But less understood is the fact that, as Mariana Mazzucato observed in the Los Angeles Times late last year, taxpayers also happen to fund the development of these same drugs.
"Big Pharma, while of course contributing to innovation, has increasingly decommitted itself from the high-risk side of research and development, often letting small biotech companies and the NIH do most of the hard work," Mazzucato notes. In other words, the costly side of business has been pushed onto the lap of the public while the profits remain private.
An instructive case is that of the cancer drug Taxol, which was developed using taxpayer money and then handed over to the pharmaceutical giant Bristol-Myers Squibb, which sold $9 billion worth of the drug worldwide. Medicare then proceeded to pay "nearly $700 million over a five-year period, to buy a drug the government helped develop," according to a report by the General Accounting Office.
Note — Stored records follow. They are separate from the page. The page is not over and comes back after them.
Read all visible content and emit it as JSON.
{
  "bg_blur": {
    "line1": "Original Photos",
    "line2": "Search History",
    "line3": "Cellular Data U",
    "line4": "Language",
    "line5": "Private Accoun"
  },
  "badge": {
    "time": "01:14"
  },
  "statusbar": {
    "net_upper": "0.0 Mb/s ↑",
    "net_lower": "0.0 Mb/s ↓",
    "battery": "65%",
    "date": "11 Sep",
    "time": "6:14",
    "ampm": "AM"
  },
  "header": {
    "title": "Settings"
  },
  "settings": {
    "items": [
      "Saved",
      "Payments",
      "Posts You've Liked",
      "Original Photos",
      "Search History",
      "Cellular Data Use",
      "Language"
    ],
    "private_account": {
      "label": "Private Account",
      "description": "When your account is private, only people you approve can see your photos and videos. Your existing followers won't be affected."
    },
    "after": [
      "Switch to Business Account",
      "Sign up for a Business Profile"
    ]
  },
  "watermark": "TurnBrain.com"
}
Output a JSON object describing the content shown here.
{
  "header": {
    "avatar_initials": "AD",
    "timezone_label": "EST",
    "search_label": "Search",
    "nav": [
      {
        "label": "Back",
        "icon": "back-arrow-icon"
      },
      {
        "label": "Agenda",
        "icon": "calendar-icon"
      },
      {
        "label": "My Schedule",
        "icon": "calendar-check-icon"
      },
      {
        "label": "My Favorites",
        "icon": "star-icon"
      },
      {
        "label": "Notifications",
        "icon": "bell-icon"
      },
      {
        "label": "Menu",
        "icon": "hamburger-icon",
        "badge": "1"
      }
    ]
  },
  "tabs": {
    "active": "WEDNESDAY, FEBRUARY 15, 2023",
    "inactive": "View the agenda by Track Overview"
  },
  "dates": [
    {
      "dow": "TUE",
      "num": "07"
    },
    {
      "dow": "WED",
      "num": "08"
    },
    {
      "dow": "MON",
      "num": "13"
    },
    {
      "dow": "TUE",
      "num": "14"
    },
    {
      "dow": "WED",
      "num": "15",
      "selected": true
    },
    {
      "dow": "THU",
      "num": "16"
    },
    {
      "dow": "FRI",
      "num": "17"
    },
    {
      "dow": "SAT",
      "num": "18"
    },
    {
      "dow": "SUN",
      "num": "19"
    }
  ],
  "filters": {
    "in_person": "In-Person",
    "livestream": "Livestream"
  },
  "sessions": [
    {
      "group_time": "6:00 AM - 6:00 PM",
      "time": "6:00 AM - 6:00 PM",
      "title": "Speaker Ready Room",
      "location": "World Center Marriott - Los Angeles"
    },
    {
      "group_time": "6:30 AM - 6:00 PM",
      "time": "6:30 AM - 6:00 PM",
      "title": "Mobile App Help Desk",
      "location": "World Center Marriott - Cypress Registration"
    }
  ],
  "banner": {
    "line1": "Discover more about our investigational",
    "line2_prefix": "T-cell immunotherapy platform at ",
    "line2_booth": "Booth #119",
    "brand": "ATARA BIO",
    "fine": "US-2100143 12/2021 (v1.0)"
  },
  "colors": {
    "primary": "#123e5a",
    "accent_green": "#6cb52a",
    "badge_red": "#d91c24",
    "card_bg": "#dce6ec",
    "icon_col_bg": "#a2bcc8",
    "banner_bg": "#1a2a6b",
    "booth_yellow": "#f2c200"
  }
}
"But if Big Pharma is not committed to research, what is it doing?" Mazzucato asks. "First, it is well known that Big Pharma spends more on marketing than on R&D. Less well known is how much it also spends on making its shareholders rich. Pharmaceutical companies, which have become increasingly 'financialized,' distribute profits to shareholders through dividends and share buybacks designed to boost stock prices and executive pay."
Mazzucato concludes that it is, essentially, a "long con," a "parasitic" relationship between the public and private sectors in which pharmaceutical companies, taking advantage of their influence in Washington, reap the benefits of public funding without having to pay their fair share. In other words, the public is subsidizing the rich.
And it is not just the pharmaceutical industry that is granted such privileges, but corporate America broadly.
Banks that bring down the economy are rescued and insured by the government, and no one is held accountable. Oil companies, including those that, on multiple occasions, have been guilty of systematically violating environmental regulations, are the recipients of huge tax breaks and federal subsidies, year after year. Military contractors with a history of over-billing the government continue to be lavished with grants and no-bid contracts.
While the blatant disregard for public health that members of Congress have shown in their feeble attempts to address the opioid epidemic is striking, it is not unpredictable. Elite sectors of the population hold a virtual monopoly on policy decisions: If economic and political elites are opposed to a proposal — like, say, spending $1 billion in an attempt to tackle a public health crisis — its likelihood of passing is close to zero. "The preferences of the average American," write the political scientists Martin Gilens and Benjamin Page, "appear to have only a miniscule, near-zero, statistically non-significant impact upon public policy."
Why should our expectations differ in the context of the opioid epidemic?
And America's politicians seem more than happy to enable this dependency at the expense of the public. We should be outraged. But we should not be surprised.